[What is needed] Within the lines below, find those that hold the string "format" and copy each one.

(Collected data entries)
____

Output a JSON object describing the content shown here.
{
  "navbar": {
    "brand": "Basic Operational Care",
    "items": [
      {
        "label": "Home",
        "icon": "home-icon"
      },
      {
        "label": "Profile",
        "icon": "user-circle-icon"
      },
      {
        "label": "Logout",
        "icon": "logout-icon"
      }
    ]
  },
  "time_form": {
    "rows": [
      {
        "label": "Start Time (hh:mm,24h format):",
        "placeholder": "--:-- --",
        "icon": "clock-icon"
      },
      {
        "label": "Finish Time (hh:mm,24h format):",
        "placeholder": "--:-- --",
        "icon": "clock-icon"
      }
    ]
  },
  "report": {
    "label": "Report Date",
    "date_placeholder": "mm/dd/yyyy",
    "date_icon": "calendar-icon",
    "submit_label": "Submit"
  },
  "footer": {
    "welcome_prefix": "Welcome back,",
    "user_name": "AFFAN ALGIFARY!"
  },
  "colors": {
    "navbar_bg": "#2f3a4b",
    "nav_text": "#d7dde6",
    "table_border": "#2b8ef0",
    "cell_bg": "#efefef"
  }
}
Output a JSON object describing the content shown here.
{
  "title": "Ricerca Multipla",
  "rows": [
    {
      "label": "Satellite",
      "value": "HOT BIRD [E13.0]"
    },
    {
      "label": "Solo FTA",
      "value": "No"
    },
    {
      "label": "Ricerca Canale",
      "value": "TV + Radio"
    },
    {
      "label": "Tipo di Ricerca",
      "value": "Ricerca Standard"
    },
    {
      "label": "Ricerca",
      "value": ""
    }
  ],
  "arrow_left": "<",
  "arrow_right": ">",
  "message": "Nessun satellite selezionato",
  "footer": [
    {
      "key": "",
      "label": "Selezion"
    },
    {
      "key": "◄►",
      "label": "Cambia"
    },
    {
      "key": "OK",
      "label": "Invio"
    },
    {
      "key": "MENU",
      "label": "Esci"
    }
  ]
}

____

[Solution for this problem]
        "label": "Start Time (hh:mm,24h format):",
        "label": "Finish Time (hh:mm,24h format):",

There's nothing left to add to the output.